Work to be completed: Scan the data beneath this task and copy each line that includes "value".

►

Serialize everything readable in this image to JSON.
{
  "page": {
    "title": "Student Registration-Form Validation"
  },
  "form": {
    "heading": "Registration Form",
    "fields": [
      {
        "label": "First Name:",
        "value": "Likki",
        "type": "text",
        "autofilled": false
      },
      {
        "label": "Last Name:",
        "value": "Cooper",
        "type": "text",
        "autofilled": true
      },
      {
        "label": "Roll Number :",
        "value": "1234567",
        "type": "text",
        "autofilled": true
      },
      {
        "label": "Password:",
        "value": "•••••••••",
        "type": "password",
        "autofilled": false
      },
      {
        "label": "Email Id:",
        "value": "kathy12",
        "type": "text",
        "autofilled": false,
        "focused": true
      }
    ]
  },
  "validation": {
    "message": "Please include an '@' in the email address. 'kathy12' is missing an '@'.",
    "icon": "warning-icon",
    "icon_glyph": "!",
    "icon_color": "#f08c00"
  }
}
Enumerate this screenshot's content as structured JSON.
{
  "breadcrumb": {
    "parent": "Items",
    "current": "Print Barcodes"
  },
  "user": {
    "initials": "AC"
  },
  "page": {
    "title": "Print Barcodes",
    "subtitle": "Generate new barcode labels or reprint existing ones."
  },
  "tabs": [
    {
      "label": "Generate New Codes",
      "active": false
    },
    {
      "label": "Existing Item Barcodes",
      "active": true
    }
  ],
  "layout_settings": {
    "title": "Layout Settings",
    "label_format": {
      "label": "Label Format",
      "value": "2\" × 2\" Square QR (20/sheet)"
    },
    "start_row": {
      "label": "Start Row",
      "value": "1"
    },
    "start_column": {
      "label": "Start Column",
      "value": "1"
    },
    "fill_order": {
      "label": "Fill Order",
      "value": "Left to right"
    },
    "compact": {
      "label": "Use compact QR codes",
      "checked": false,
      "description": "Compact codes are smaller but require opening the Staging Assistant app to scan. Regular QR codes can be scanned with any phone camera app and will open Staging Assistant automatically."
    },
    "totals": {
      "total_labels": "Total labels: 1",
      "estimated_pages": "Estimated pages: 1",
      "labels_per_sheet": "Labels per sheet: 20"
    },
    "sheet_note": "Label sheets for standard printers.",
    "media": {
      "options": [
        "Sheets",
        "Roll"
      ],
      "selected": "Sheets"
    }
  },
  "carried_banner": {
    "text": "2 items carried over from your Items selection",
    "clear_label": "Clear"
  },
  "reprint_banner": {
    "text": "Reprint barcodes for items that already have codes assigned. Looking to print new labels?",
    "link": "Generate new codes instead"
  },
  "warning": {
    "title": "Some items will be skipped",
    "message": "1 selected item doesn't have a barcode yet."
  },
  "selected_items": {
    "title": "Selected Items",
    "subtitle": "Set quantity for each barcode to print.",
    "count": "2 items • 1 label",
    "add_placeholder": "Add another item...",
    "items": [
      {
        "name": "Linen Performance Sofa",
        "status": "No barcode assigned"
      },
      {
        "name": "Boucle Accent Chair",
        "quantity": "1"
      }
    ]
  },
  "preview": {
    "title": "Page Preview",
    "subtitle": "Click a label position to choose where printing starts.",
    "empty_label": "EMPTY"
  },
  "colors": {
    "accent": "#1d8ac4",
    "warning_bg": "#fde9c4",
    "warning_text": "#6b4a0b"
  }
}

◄

Output of the exercise:
        "value": "Likki",
        "value": "Cooper",
        "value": "1234567",
        "value": "•••••••••",
        "value": "kathy12",
      "value": "2\" × 2\" Square QR (20/sheet)"
      "value": "1"
      "value": "1"
      "value": "Left to right"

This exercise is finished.